<<<<

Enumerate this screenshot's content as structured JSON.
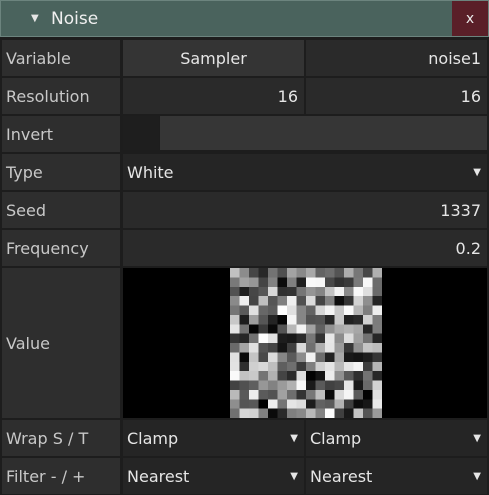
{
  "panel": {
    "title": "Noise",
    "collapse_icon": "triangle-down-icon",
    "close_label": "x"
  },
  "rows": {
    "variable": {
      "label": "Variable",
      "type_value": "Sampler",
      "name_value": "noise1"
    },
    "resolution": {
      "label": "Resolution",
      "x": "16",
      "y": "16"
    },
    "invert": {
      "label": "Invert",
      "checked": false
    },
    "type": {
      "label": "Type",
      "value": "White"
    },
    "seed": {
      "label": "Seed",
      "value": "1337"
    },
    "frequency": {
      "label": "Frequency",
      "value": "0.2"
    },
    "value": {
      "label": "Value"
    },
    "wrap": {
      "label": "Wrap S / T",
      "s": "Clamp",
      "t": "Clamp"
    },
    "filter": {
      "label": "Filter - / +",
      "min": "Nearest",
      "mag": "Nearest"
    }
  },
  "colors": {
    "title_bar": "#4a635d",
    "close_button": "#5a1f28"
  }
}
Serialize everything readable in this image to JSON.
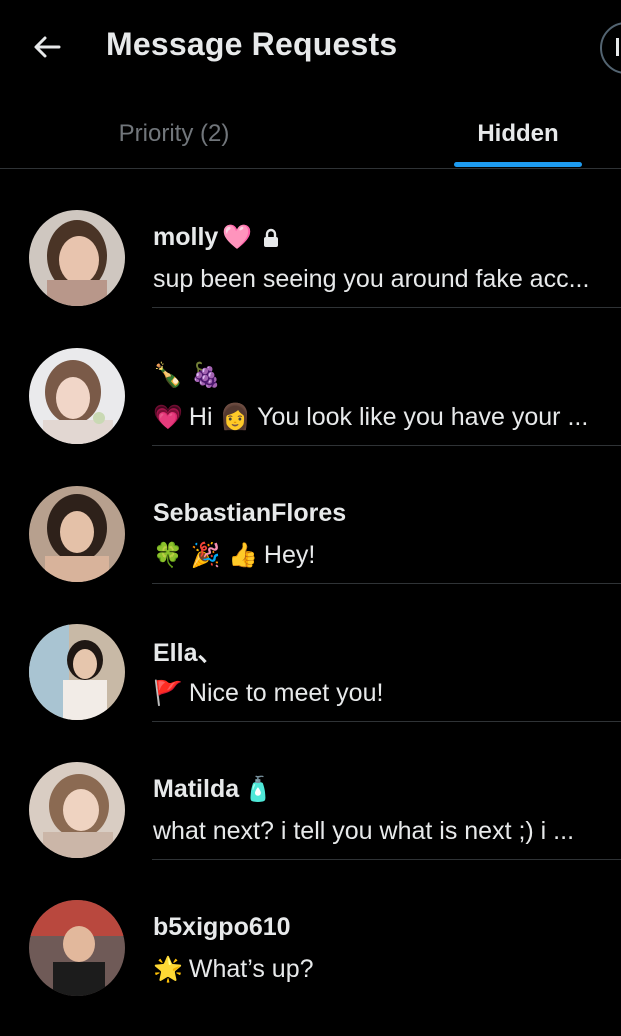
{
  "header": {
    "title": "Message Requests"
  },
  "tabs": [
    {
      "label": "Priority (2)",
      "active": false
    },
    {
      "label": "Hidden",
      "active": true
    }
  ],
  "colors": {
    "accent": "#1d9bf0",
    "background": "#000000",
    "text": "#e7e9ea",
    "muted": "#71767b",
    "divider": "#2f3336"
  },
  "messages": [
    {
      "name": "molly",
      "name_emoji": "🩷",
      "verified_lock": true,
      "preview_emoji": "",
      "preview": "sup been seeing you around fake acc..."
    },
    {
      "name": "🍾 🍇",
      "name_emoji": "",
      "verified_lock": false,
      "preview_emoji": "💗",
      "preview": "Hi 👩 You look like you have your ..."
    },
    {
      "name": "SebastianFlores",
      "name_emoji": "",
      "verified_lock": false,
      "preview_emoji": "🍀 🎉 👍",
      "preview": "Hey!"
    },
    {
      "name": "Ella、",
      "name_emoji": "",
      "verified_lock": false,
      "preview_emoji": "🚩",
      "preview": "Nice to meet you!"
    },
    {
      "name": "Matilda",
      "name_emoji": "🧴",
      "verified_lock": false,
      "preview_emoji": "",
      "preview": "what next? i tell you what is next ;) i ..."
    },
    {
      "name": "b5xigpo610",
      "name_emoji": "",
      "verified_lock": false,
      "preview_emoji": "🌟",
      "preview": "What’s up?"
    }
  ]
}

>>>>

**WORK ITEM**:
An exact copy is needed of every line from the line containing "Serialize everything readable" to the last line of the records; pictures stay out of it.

**RESPONSE AREA**:
Serialize everything readable in this image to JSON.
{
  "header": {
    "title": "Message Requests"
  },
  "tabs": [
    {
      "label": "Priority (2)",
      "active": false
    },
    {
      "label": "Hidden",
      "active": true
    }
  ],
  "colors": {
    "accent": "#1d9bf0",
    "background": "#000000",
    "text": "#e7e9ea",
    "muted": "#71767b",
    "divider": "#2f3336"
  },
  "messages": [
    {
      "name": "molly",
      "name_emoji": "🩷",
      "verified_lock": true,
      "preview_emoji": "",
      "preview": "sup been seeing you around fake acc..."
    },
    {
      "name": "🍾 🍇",
      "name_emoji": "",
      "verified_lock": false,
      "preview_emoji": "💗",
      "preview": "Hi 👩 You look like you have your ..."
    },
    {
      "name": "SebastianFlores",
      "name_emoji": "",
      "verified_lock": false,
      "preview_emoji": "🍀 🎉 👍",
      "preview": "Hey!"
    },
    {
      "name": "Ella、",
      "name_emoji": "",
      "verified_lock": false,
      "preview_emoji": "🚩",
      "preview": "Nice to meet you!"
    },
    {
      "name": "Matilda",
      "name_emoji": "🧴",
      "verified_lock": false,
      "preview_emoji": "",
      "preview": "what next? i tell you what is next ;) i ..."
    },
    {
      "name": "b5xigpo610",
      "name_emoji": "",
      "verified_lock": false,
      "preview_emoji": "🌟",
      "preview": "What’s up?"
    }
  ]
}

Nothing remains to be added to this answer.